Roblox (NYSE:RBLX) shot up 54% on the first day of trading after its direct listing. Since then, the gains have been harder to find. RBLX stock did make it as high as $77 per share, but has since come down to around $71.
Gaming has come a long way since my youth. In fact, it’s changed considerably since my children were first getting into gaming. Much of that has to do with the continued advances in artificial intelligence (AI) and augmented reality (AR). This allows gaming to become a community experience.
And it’s only going to become more immersive.
But a site like Roblox is not just controlling the way games are delivered. It has a development community that ensures it has control over the content that is delivered. Roblox has over 8 million developers that have created over 20 million experiences. This lock and key approach shows just how far behind the curve a company like GameStop (NYSE:GME) actually is.
A Case of Mistaken Identity
I’m only being partially tongue in cheek when I refer to Roblox as the company that retail investors wish GameStop was. There’s no doubt that some traders were simply driving up the price of a low-priced stock because they could. However, there is a segment of the retail trading community that believes in the long-term fortunes of GameStop.
That belief comes from the company’s new CEO, Ryan Cohen, who is the co-founder of Chewy (NASDAQ:CHWY). However, my position on GameStop and several of the “meme stocks” is that the company is going to have a difficult time making a pivot to the new world of gaming. Which isn’t really that new at all. That brings me back to Roblox.
A Curated Gaming Experience
After reading an article by InvestorPlace’s Tom Taulli, I see that one of the key strengths of Roblox is the ability for developers to create worlds in which users game. Since the company’s primary audience is tweens and teenagers, the company exceeds regulatory requirements to ensure a safe gaming experience.
The idea of creating a virtual reality gaming worlds isn’t a new concept. My children (older teens and above) have informed me that Roblox is similar to Minecraft. They also, however, mentioned that prior to the pandemic interest in the platform was waning.
However, timing is everything.
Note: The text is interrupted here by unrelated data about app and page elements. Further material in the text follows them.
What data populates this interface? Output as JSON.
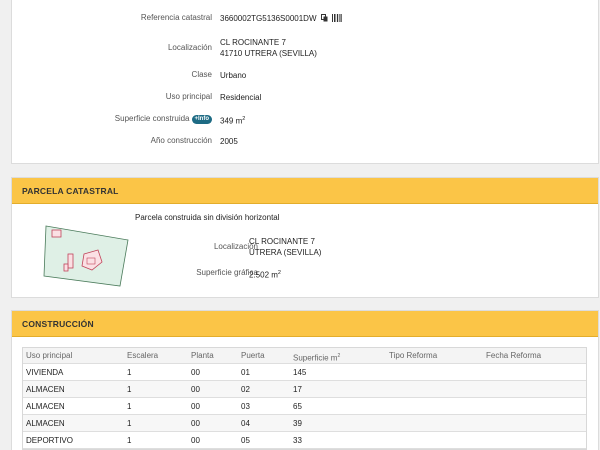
{
  "inmueble": {
    "referencia": {
      "label": "Referencia catastral",
      "value": "3660002TG5136S0001DW"
    },
    "localizacion": {
      "label": "Localización",
      "line1": "CL ROCINANTE 7",
      "line2": "41710 UTRERA (SEVILLA)"
    },
    "clase": {
      "label": "Clase",
      "value": "Urbano"
    },
    "uso": {
      "label": "Uso principal",
      "value": "Residencial"
    },
    "superficie": {
      "label": "Superficie construida",
      "badge": "+Info",
      "value": "349 m",
      "unit_sup": "2"
    },
    "anio": {
      "label": "Año construcción",
      "value": "2005"
    }
  },
  "parcela": {
    "title": "PARCELA CATASTRAL",
    "description": "Parcela construida sin división horizontal",
    "localizacion": {
      "label": "Localización",
      "line1": "CL ROCINANTE 7",
      "line2": "UTRERA (SEVILLA)"
    },
    "superficie": {
      "label": "Superficie gráfica",
      "value": "2.502 m",
      "unit_sup": "2"
    }
  },
  "construccion": {
    "title": "CONSTRUCCIÓN",
    "columns": [
      "Uso principal",
      "Escalera",
      "Planta",
      "Puerta",
      "Superficie m",
      "Tipo Reforma",
      "Fecha Reforma"
    ],
    "superficie_sup": "2",
    "rows": [
      [
        "VIVIENDA",
        "1",
        "00",
        "01",
        "145",
        "",
        ""
      ],
      [
        "ALMACEN",
        "1",
        "00",
        "02",
        "17",
        "",
        ""
      ],
      [
        "ALMACEN",
        "1",
        "00",
        "03",
        "65",
        "",
        ""
      ],
      [
        "ALMACEN",
        "1",
        "00",
        "04",
        "39",
        "",
        ""
      ],
      [
        "DEPORTIVO",
        "1",
        "00",
        "05",
        "33",
        "",
        ""
      ]
    ]
  },
  "icons": {
    "copy": "copy-icon",
    "barcode": "barcode-icon",
    "map": "parcel-map-thumbnail"
  },
  "colors": {
    "header_bg": "#fbc547",
    "badge_bg": "#1d6b84",
    "page_bg": "#f0f0f0"
  }
}
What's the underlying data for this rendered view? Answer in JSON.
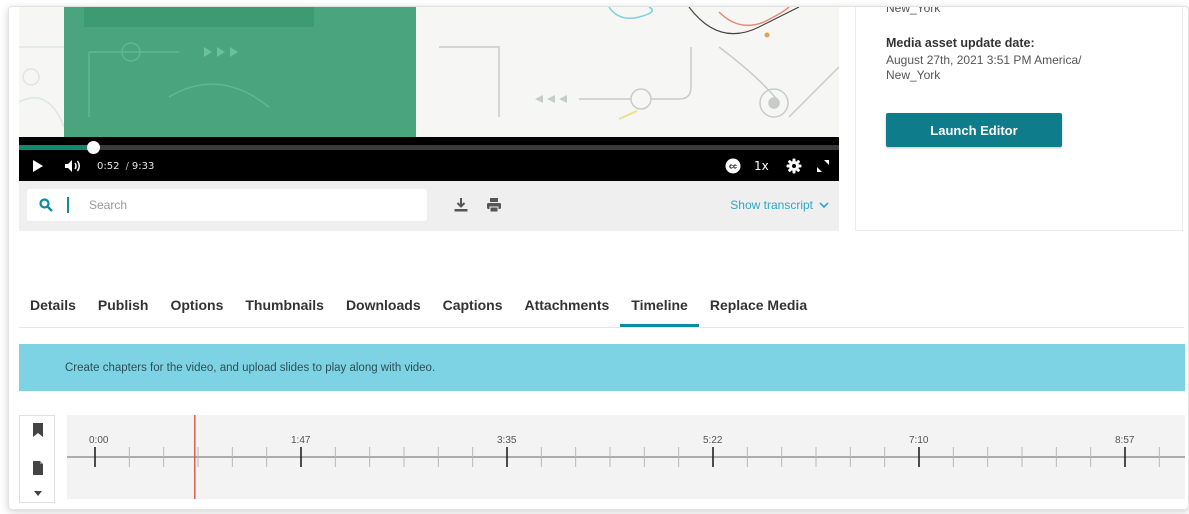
{
  "player": {
    "time_current": "0:52",
    "time_total": "9:33",
    "progress": 0.0907,
    "speed_label": "1x",
    "colors": {
      "accent": "#0f8a6f",
      "bar": "#000000"
    }
  },
  "search": {
    "placeholder": "Search",
    "value": "",
    "show_transcript_label": "Show transcript"
  },
  "info_panel": {
    "cut_line": "New_York",
    "update_label": "Media asset update date:",
    "update_value": "August 27th, 2021 3:51 PM America/ New_York",
    "launch_label": "Launch Editor"
  },
  "tabs": [
    {
      "label": "Details",
      "active": false
    },
    {
      "label": "Publish",
      "active": false
    },
    {
      "label": "Options",
      "active": false
    },
    {
      "label": "Thumbnails",
      "active": false
    },
    {
      "label": "Downloads",
      "active": false
    },
    {
      "label": "Captions",
      "active": false
    },
    {
      "label": "Attachments",
      "active": false
    },
    {
      "label": "Timeline",
      "active": true
    },
    {
      "label": "Replace Media",
      "active": false
    }
  ],
  "banner": {
    "text": "Create chapters for the video, and upload slides to play along with video."
  },
  "timeline": {
    "duration_seconds": 573,
    "playhead_seconds": 52,
    "major_labels": [
      "0:00",
      "1:47",
      "3:35",
      "5:22",
      "7:10",
      "8:57"
    ],
    "playhead_color": "#e05a4e"
  },
  "icons": {
    "search": "search-icon",
    "download": "download-icon",
    "print": "printer-icon",
    "bookmark": "bookmark-icon",
    "slide": "file-icon",
    "more": "caret-down-icon"
  }
}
And the pandemic gave Roblox a boost. According to Roblox, the site has 37.1 million daily active users (DAUs). In 2020 those users spend a total of 30.6 billion hours on the app.
And despite the fact that we’re coming out of the pandemic, Roblox is anticipating strong revenue growth in 2021. It’s hard to argue that Roblox doesn’t represent the future of gaming. But you can still think it’s overvalued.
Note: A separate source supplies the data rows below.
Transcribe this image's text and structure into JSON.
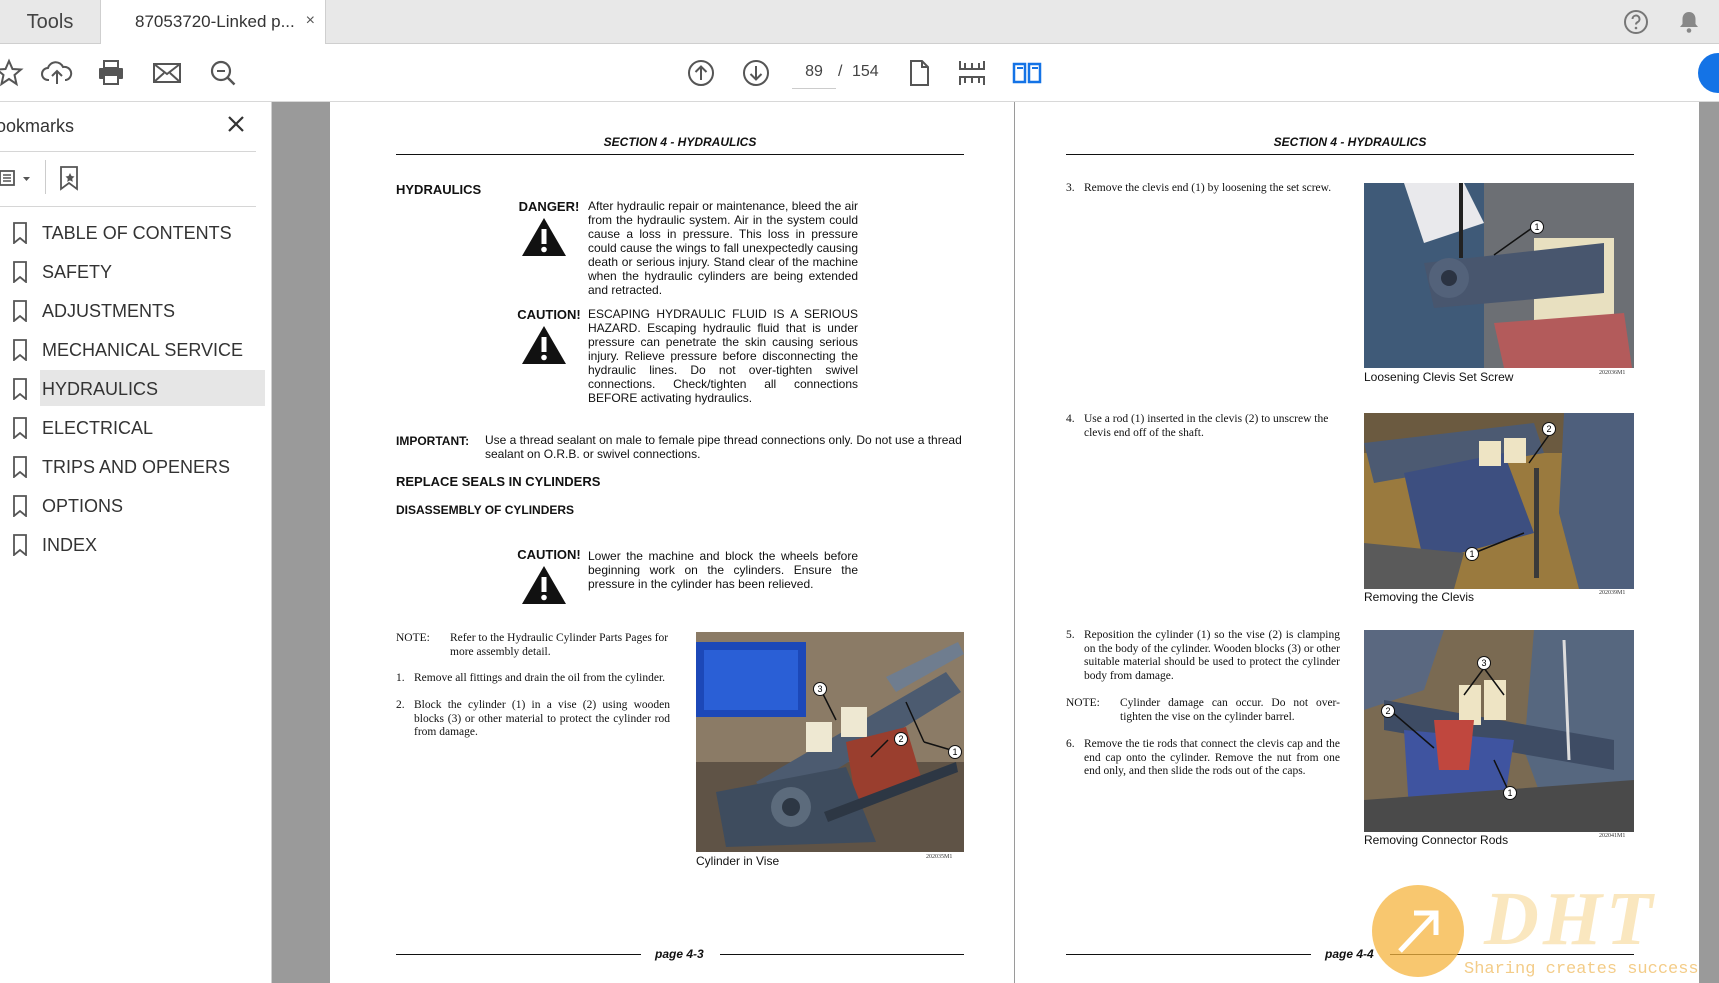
{
  "tabs": {
    "tools": "Tools",
    "document": "87053720-Linked p...",
    "close": "×"
  },
  "toolbar": {
    "current_page": "89",
    "separator": "/",
    "total_pages": "154"
  },
  "sidebar": {
    "title": "ookmarks",
    "items": [
      {
        "label": "TABLE OF CONTENTS"
      },
      {
        "label": "SAFETY"
      },
      {
        "label": "ADJUSTMENTS"
      },
      {
        "label": "MECHANICAL SERVICE"
      },
      {
        "label": "HYDRAULICS"
      },
      {
        "label": "ELECTRICAL"
      },
      {
        "label": "TRIPS AND OPENERS"
      },
      {
        "label": "OPTIONS"
      },
      {
        "label": "INDEX"
      }
    ]
  },
  "left_page": {
    "header": "SECTION 4 - HYDRAULICS",
    "heading": "HYDRAULICS",
    "danger_label": "DANGER!",
    "danger_text": "After hydraulic repair or maintenance, bleed the air from the hydraulic system.  Air in the system could cause a loss in pressure.  This loss in pressure could cause the wings to fall unexpectedly causing death or serious injury. Stand clear of the machine when the hydraulic cylinders are being extended and retracted.",
    "caution1_label": "CAUTION!",
    "caution1_text": "ESCAPING HYDRAULIC FLUID IS A SERIOUS HAZARD.  Escaping hydraulic fluid that is under pressure can penetrate the skin causing serious injury.  Relieve pressure before disconnecting the hydraulic lines.  Do not over-tighten swivel connections.  Check/tighten all connections BEFORE activating hydraulics.",
    "important_label": "IMPORTANT:",
    "important_text": "Use a thread sealant on male to female pipe thread connections only.  Do not use a thread sealant on O.R.B. or swivel connections.",
    "subheading1": "REPLACE SEALS IN CYLINDERS",
    "subheading2": "DISASSEMBLY OF CYLINDERS",
    "caution2_label": "CAUTION!",
    "caution2_text": "Lower the machine and block the wheels before beginning work on the cylinders.  Ensure the pressure in the cylinder has been relieved.",
    "note_label": "NOTE:",
    "note_text": "Refer to the Hydraulic Cylinder Parts Pages for more assembly detail.",
    "step1_num": "1.",
    "step1_text": "Remove all fittings and drain the oil from the cylinder.",
    "step2_num": "2.",
    "step2_text": "Block the cylinder (1) in a vise (2) using wooden blocks (3) or other material to protect the cylinder rod from damage.",
    "photo_caption": "Cylinder in Vise",
    "photo_code": "202035M1",
    "photo_callouts": [
      "1",
      "2",
      "3"
    ],
    "footer": "page 4-3"
  },
  "right_page": {
    "header": "SECTION 4 - HYDRAULICS",
    "step3_num": "3.",
    "step3_text": "Remove the clevis end (1) by loosening the set screw.",
    "photo1_caption": "Loosening Clevis Set Screw",
    "photo1_code": "202036M1",
    "photo1_callouts": [
      "1"
    ],
    "step4_num": "4.",
    "step4_text": "Use a rod (1) inserted in the clevis (2) to unscrew the clevis end off of the shaft.",
    "photo2_caption": "Removing the Clevis",
    "photo2_code": "202039M1",
    "photo2_callouts": [
      "1",
      "2"
    ],
    "step5_num": "5.",
    "step5_text": "Reposition the cylinder (1) so the vise (2) is clamping on the body of the cylinder.  Wooden blocks (3) or other suitable material should be used to protect the cylinder body from damage.",
    "note_label": "NOTE:",
    "note_text": "Cylinder damage can occur.  Do not over-tighten the vise on the cylinder barrel.",
    "step6_num": "6.",
    "step6_text": "Remove the tie rods that connect the clevis cap and the end cap onto the cylinder.  Remove the nut from one end only, and then slide the rods out of the caps.",
    "photo3_caption": "Removing Connector Rods",
    "photo3_code": "202041M1",
    "photo3_callouts": [
      "1",
      "2",
      "3"
    ],
    "footer": "page 4-4"
  },
  "watermark": {
    "big": "DHT",
    "small": "Sharing creates success"
  },
  "colors": {
    "accent_blue": "#1473e6",
    "toolbar_icon": "#555555",
    "watermark_orange": "#f6b53f"
  }
}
Institutional Investors Are Becoming Fans
One catalyst for RBLX stock is the endorsement of analysts and institutional investors. Roblox is already reviewed by five analysts in just one month of trading. And the consensus price target suggests that the stock could have an upside of near 15% from its current level. In fact, the lowest price target is $78 per share which would be a gain of just over 10% from the stock’s current level.
Having the big money investors in the stock this early is a double-edged sword. On the one hand, it should make the stock less volatile than some newly public companies. On the other hand, if those investors don’t like what they hear in the company’s first earnings report, RBLX stock could fall significantly.
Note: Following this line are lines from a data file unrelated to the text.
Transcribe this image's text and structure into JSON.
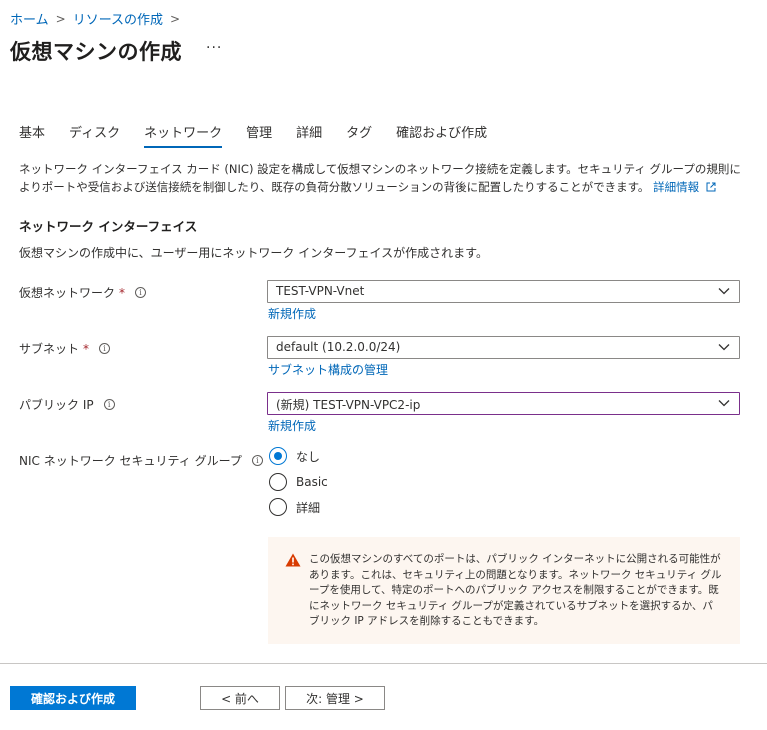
{
  "breadcrumb": {
    "items": [
      "ホーム",
      "リソースの作成"
    ],
    "separator": ">"
  },
  "page": {
    "title": "仮想マシンの作成",
    "more_label": "···"
  },
  "tabs": [
    {
      "label": "基本",
      "active": false
    },
    {
      "label": "ディスク",
      "active": false
    },
    {
      "label": "ネットワーク",
      "active": true
    },
    {
      "label": "管理",
      "active": false
    },
    {
      "label": "詳細",
      "active": false
    },
    {
      "label": "タグ",
      "active": false
    },
    {
      "label": "確認および作成",
      "active": false
    }
  ],
  "description": {
    "text": "ネットワーク インターフェイス カード (NIC) 設定を構成して仮想マシンのネットワーク接続を定義します。セキュリティ グループの規則によりポートや受信および送信接続を制御したり、既存の負荷分散ソリューションの背後に配置したりすることができます。",
    "learn_more": "詳細情報"
  },
  "section": {
    "title": "ネットワーク インターフェイス",
    "description": "仮想マシンの作成中に、ユーザー用にネットワーク インターフェイスが作成されます。"
  },
  "fields": {
    "vnet": {
      "label": "仮想ネットワーク",
      "required": "*",
      "value": "TEST-VPN-Vnet",
      "link": "新規作成"
    },
    "subnet": {
      "label": "サブネット",
      "required": "*",
      "value": "default (10.2.0.0/24)",
      "link": "サブネット構成の管理"
    },
    "public_ip": {
      "label": "パブリック IP",
      "value": "(新規) TEST-VPN-VPC2-ip",
      "link": "新規作成"
    },
    "nsg": {
      "label": "NIC ネットワーク セキュリティ グループ",
      "options": [
        "なし",
        "Basic",
        "詳細"
      ],
      "selected": "なし"
    }
  },
  "warning": {
    "text": "この仮想マシンのすべてのポートは、パブリック インターネットに公開される可能性があります。これは、セキュリティ上の問題となります。ネットワーク セキュリティ グループを使用して、特定のポートへのパブリック アクセスを制限することができます。既にネットワーク セキュリティ グループが定義されているサブネットを選択するか、パブリック IP アドレスを削除することもできます。",
    "icon": "warning-icon",
    "icon_color": "#d83b01"
  },
  "footer": {
    "review_create": "確認および作成",
    "prev": "< 前へ",
    "next": "次: 管理 >"
  },
  "colors": {
    "accent": "#0078d4",
    "link": "#0067b8",
    "required": "#a4262c",
    "focus_border": "#7a2f8b",
    "warning_bg": "#fdf6f0"
  }
}
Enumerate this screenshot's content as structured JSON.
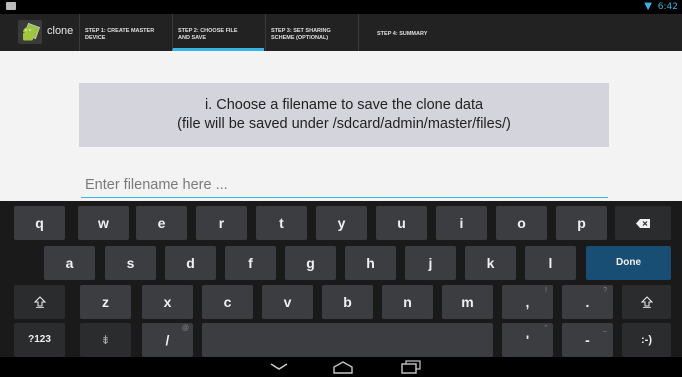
{
  "status_bar": {
    "time": "6:42",
    "wifi_icon": "wifi-icon"
  },
  "action_bar": {
    "app_title": "clone",
    "steps": [
      {
        "line1": "STEP 1: CREATE MASTER",
        "line2": "DEVICE"
      },
      {
        "line1": "STEP 2: CHOOSE FILE",
        "line2": "AND SAVE"
      },
      {
        "line1": "STEP 3: SET SHARING",
        "line2": "SCHEME (OPTIONAL)"
      },
      {
        "line1": "STEP 4: SUMMARY",
        "line2": ""
      }
    ],
    "active_step": 2,
    "accent_color": "#33b5e5"
  },
  "main": {
    "message_line1": "i. Choose a filename to save the clone data",
    "message_line2": "(file will be saved under /sdcard/admin/master/files/)",
    "filename_input": {
      "value": "",
      "placeholder": "Enter filename here ..."
    }
  },
  "keyboard": {
    "row1": [
      "q",
      "w",
      "e",
      "r",
      "t",
      "y",
      "u",
      "i",
      "o",
      "p"
    ],
    "row2": [
      "a",
      "s",
      "d",
      "f",
      "g",
      "h",
      "j",
      "k",
      "l"
    ],
    "row3": [
      "z",
      "x",
      "c",
      "v",
      "b",
      "n",
      "m",
      ",",
      "."
    ],
    "row3_sups": {
      ",": "!",
      ".": "?"
    },
    "row4": {
      "symbols": "?123",
      "settings": "⇟",
      "slash": "/",
      "slash_sup": "@",
      "apostrophe": "'",
      "apostrophe_sup": "\"",
      "dash": "-",
      "dash_sup": "_",
      "smiley": ":-)"
    },
    "done_label": "Done",
    "backspace_icon": "backspace-icon",
    "shift_icon": "shift-icon"
  },
  "nav_bar": {
    "icons": [
      "back-icon",
      "home-icon",
      "recents-icon"
    ]
  }
}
You Can Wait on RBLX Stock
I believe there’s plenty to like about Roblox as a company. But anytime a company starts to trade publicly, it’s fair to wait until it delivers an earnings report or two.
Trust, but verify is never bad advice when you are parenting tweens and teens. And the advice holds up equally well when you’re investing in a company that markets to tweens and teens. Tastes change and sometimes very quickly.
Nevertheless, with the backing of the analyst community, RBLX stock looks to have some upside. It’s not a stock I’m going to jump on right now, but risk tolerant investors may want to grab a small position.
On the date of publication Chris Markoch did not have (either directly or indirectly) any positions in the securities mentioned in this article.
Chris Markoch is a freelance financial copywriter who has been covering the market for seven years. He has been writing for Investor Place since 2019.